Means for supporting a telephone handset including a receiver and a transmitter, comprising a Wide resilient and adjustable head band to encircle the head, the opposite ends of the head band overlapping, a clamp, the upper and lower ends of said clamp being bent over toward each other to snugly embrace and overlap the ends of the resilient head band, the upper turned-in bent portion or" the clamp having aligned openings, a loop having its end portions extended outwardly to form pivots tent in the aligned openings in the clamp, an adjustable collar to fit over the flanged end of the receiver end of the handset, the free ends of the collar being spaced apart, the edges of the collar having a series of spaced-apart inwardly extended radial lugs to fit over the flange of the receiver end of the handset, a hook pivoted at its upper end to the loop and having its lower end pivoted be tween the spaced-apart free ends of the collar, and a flexible connection extending downwards from the forward portion of the head band to engage and adjust the'transmitting end of the handset up or down or sideways to fit the transmitter end of the handset to the mouth of difierent forms of faces. 7

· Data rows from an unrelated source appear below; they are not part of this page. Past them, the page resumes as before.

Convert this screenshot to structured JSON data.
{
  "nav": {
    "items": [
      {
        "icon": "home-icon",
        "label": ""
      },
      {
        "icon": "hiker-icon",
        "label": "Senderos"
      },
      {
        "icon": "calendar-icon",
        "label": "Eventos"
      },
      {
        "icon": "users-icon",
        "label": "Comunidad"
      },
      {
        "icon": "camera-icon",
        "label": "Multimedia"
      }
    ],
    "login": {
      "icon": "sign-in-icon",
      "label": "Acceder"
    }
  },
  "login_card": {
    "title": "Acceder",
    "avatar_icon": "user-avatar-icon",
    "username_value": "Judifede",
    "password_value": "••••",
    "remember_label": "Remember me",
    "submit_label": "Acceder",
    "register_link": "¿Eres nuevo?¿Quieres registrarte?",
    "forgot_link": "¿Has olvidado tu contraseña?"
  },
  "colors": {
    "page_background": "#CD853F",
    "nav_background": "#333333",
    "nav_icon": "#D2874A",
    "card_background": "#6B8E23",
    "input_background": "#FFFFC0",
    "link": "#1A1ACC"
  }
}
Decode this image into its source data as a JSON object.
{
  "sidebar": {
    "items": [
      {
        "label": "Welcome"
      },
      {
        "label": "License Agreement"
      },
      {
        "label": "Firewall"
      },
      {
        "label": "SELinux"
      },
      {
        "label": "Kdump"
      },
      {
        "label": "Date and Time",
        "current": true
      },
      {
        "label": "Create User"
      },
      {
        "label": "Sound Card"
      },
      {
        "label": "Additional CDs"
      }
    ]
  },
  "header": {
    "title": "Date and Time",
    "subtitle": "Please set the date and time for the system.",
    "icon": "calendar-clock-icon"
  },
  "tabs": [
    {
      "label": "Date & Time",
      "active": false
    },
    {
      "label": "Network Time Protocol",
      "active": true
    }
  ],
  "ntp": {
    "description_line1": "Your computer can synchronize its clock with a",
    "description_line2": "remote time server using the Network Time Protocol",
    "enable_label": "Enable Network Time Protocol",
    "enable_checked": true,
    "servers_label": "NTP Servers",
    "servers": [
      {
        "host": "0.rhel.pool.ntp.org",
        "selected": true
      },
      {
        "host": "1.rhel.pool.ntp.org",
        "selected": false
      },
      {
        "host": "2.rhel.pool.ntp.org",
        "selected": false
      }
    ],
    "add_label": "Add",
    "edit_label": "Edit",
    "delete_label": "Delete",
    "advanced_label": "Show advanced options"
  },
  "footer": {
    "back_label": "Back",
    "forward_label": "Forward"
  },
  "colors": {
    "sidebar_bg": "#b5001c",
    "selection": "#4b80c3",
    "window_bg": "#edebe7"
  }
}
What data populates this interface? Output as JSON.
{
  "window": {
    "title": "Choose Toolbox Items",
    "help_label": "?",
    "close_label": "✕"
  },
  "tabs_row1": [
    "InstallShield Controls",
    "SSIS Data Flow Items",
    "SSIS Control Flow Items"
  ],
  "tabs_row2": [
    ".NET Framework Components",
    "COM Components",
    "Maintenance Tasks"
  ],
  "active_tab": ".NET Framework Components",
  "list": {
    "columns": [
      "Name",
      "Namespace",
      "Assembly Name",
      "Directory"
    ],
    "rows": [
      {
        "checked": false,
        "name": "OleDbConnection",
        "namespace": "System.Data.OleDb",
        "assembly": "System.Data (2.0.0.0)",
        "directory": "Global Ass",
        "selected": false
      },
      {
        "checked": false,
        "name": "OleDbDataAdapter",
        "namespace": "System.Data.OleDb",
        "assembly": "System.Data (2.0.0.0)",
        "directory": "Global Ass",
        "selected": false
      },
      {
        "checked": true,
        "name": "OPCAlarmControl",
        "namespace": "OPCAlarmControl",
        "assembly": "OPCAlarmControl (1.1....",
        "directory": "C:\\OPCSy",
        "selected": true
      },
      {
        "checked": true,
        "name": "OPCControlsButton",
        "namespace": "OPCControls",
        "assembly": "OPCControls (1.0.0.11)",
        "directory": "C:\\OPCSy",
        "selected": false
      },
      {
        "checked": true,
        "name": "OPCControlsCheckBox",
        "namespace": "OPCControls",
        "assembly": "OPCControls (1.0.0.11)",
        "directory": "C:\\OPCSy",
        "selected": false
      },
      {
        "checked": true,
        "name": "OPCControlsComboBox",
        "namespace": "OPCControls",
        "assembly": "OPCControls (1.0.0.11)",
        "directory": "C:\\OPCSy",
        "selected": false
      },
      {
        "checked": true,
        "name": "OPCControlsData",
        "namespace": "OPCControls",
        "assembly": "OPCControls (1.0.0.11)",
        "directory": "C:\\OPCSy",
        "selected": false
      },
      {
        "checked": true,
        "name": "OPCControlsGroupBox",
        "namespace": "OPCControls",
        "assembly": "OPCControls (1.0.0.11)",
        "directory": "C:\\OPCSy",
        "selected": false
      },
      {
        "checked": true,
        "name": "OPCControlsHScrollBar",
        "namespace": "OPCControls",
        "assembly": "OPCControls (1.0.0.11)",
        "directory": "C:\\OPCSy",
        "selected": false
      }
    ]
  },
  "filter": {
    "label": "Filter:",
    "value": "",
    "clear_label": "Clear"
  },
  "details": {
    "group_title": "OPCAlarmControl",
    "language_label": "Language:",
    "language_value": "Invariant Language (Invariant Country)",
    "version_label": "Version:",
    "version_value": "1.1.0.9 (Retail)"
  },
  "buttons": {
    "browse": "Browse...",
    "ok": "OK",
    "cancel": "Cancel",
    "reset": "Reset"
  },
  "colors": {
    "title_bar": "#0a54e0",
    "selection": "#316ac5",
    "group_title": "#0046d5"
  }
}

References Cited in the file of this patent UNITED STATES PATENTS Number Name Date 1,866,043 Konigsberger July 5, 1932 1,951,332 Barclay Mar. 20, 1934 FOREIGN PATENTS Number Country Date 287,409 Germany Sept. 21, 1915 383,102. Germany Oct. 16, 1923 385,650 Germany Dec. 11, 1923

Patent Citations
Cited PatentFiling datePublication dateApplicantTitle
US1866043 *Jul 10, 1931Jul 5, 1932Erich KonigsbergerHeadrest for telephones
US1951332 *Sep 12, 1931Mar 20, 1934Barclay Robert HHeadgear for supporting telephone instruments
*DE287409C Title not available
DE383102C *Oct 16, 1923Friedrich Karl ReinbothVorrichtung zum Aufhaengen eines Mikrotelephons am Kopf des Benutzers waehrend des Gebrauchs
DE385650C *Mar 6, 1921Dec 11, 1923Friedrich Carl ReinbothTelephonhoerer-Aufhaenger
Referenced by
Citing PatentFiling datePublication dateApplicantTitle
US4138598 *Aug 26, 1977Feb 6, 1979Akg Akustische U. Kino-Gerate Gesellschaft M.B.H.Headset construction
US4367378 *Aug 5, 1980Jan 4, 1983Jordan Arthur ATelephone and holding band therefor
US4538034 *Mar 18, 1983Aug 27, 1985Alan FrenchEarphone assembly
US4821317 *Sep 11, 1987Apr 11, 1989Poon WongElastic telephone handset support
US9084055Dec 22, 2011Jul 14, 2015Apple Inc.Audio listening system
USD704163 *Dec 4, 2013May 6, 2014Beats Electronics, LlcAudio listening system
U.S. Classification379/430, 379/446
International ClassificationH04M1/04, H04M1/05
Cooperative ClassificationH04M1/05
European ClassificationH04M1/05